[Web page and app entries]
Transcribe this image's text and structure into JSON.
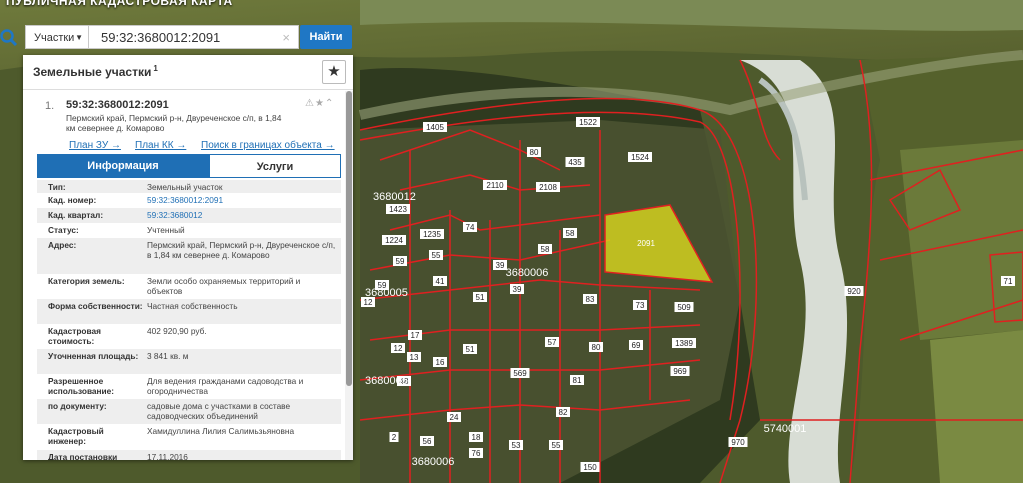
{
  "app": {
    "title": "ПУБЛИЧНАЯ КАДАСТРОВАЯ КАРТА"
  },
  "search": {
    "filter_label": "Участки",
    "query": "59:32:3680012:2091",
    "button_label": "Найти"
  },
  "panel": {
    "title": "Земельные участки",
    "title_sup": "1"
  },
  "result": {
    "index": "1.",
    "cadastral_id": "59:32:3680012:2091",
    "address": "Пермский край, Пермский р-н, Двуреченское с/п, в 1,84 км севернее д. Комарово",
    "links": [
      "План ЗУ →",
      "План КК →",
      "Поиск в границах объекта →"
    ]
  },
  "tabs": {
    "info": "Информация",
    "services": "Услуги"
  },
  "attributes": [
    {
      "label": "Тип:",
      "value": "Земельный участок"
    },
    {
      "label": "Кад. номер:",
      "value": "59:32:3680012:2091"
    },
    {
      "label": "Кад. квартал:",
      "value": "59:32:3680012"
    },
    {
      "label": "Статус:",
      "value": "Учтенный"
    },
    {
      "label": "Адрес:",
      "value": "Пермский край, Пермский р-н, Двуреченское с/п, в 1,84 км севернее д. Комарово"
    },
    {
      "label": "Категория земель:",
      "value": "Земли особо охраняемых территорий и объектов"
    },
    {
      "label": "Форма собственности:",
      "value": "Частная собственность"
    },
    {
      "label": "Кадастровая стоимость:",
      "value": "402 920,90 руб."
    },
    {
      "label": "Уточненная площадь:",
      "value": "3 841 кв. м"
    },
    {
      "label": "Разрешенное использование:",
      "value": "Для ведения гражданами садоводства и огородничества"
    },
    {
      "label": "по документу:",
      "value": "садовые дома с участками в составе садоводческих объединений"
    },
    {
      "label": "Кадастровый инженер:",
      "value": "Хамидуллина Лилия Салимьзьяновна"
    },
    {
      "label": "Дата постановки",
      "value": "17.11.2016"
    }
  ],
  "map": {
    "parcel_labels": [
      "1405",
      "1522",
      "1524",
      "80",
      "435",
      "2110",
      "2108",
      "1423",
      "1224",
      "1235",
      "74",
      "58",
      "59",
      "55",
      "58",
      "39",
      "41",
      "3680006",
      "39",
      "51",
      "83",
      "73",
      "509",
      "12",
      "17",
      "51",
      "57",
      "80",
      "69",
      "1389",
      "16",
      "48",
      "569",
      "969",
      "81",
      "24",
      "82",
      "56",
      "76",
      "53",
      "55",
      "150",
      "970",
      "5740001",
      "920",
      "3680006",
      "2091",
      "12",
      "13",
      "2",
      "18",
      "59",
      "71"
    ],
    "quarter_labels": [
      "3680012",
      "3680005",
      "3680005"
    ],
    "selected_label": "2091",
    "colors": {
      "boundary": "#e02020",
      "selected_fill": "#e6e21e",
      "label_bg": "#ffffff"
    }
  }
}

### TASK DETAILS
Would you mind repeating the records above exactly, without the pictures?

### EXERCISE RESPONSE
Transcribe this image's text and structure into JSON.
{
  "app": {
    "title": "ПУБЛИЧНАЯ КАДАСТРОВАЯ КАРТА"
  },
  "search": {
    "filter_label": "Участки",
    "query": "59:32:3680012:2091",
    "button_label": "Найти"
  },
  "panel": {
    "title": "Земельные участки",
    "title_sup": "1"
  },
  "result": {
    "index": "1.",
    "cadastral_id": "59:32:3680012:2091",
    "address": "Пермский край, Пермский р-н, Двуреченское с/п, в 1,84 км севернее д. Комарово",
    "links": [
      "План ЗУ →",
      "План КК →",
      "Поиск в границах объекта →"
    ]
  },
  "tabs": {
    "info": "Информация",
    "services": "Услуги"
  },
  "attributes": [
    {
      "label": "Тип:",
      "value": "Земельный участок"
    },
    {
      "label": "Кад. номер:",
      "value": "59:32:3680012:2091"
    },
    {
      "label": "Кад. квартал:",
      "value": "59:32:3680012"
    },
    {
      "label": "Статус:",
      "value": "Учтенный"
    },
    {
      "label": "Адрес:",
      "value": "Пермский край, Пермский р-н, Двуреченское с/п, в 1,84 км севернее д. Комарово"
    },
    {
      "label": "Категория земель:",
      "value": "Земли особо охраняемых территорий и объектов"
    },
    {
      "label": "Форма собственности:",
      "value": "Частная собственность"
    },
    {
      "label": "Кадастровая стоимость:",
      "value": "402 920,90 руб."
    },
    {
      "label": "Уточненная площадь:",
      "value": "3 841 кв. м"
    },
    {
      "label": "Разрешенное использование:",
      "value": "Для ведения гражданами садоводства и огородничества"
    },
    {
      "label": "по документу:",
      "value": "садовые дома с участками в составе садоводческих объединений"
    },
    {
      "label": "Кадастровый инженер:",
      "value": "Хамидуллина Лилия Салимьзьяновна"
    },
    {
      "label": "Дата постановки",
      "value": "17.11.2016"
    }
  ],
  "map": {
    "parcel_labels": [
      "1405",
      "1522",
      "1524",
      "80",
      "435",
      "2110",
      "2108",
      "1423",
      "1224",
      "1235",
      "74",
      "58",
      "59",
      "55",
      "58",
      "39",
      "41",
      "3680006",
      "39",
      "51",
      "83",
      "73",
      "509",
      "12",
      "17",
      "51",
      "57",
      "80",
      "69",
      "1389",
      "16",
      "48",
      "569",
      "969",
      "81",
      "24",
      "82",
      "56",
      "76",
      "53",
      "55",
      "150",
      "970",
      "5740001",
      "920",
      "3680006",
      "2091",
      "12",
      "13",
      "2",
      "18",
      "59",
      "71"
    ],
    "quarter_labels": [
      "3680012",
      "3680005",
      "3680005"
    ],
    "selected_label": "2091",
    "colors": {
      "boundary": "#e02020",
      "selected_fill": "#e6e21e",
      "label_bg": "#ffffff"
    }
  }
}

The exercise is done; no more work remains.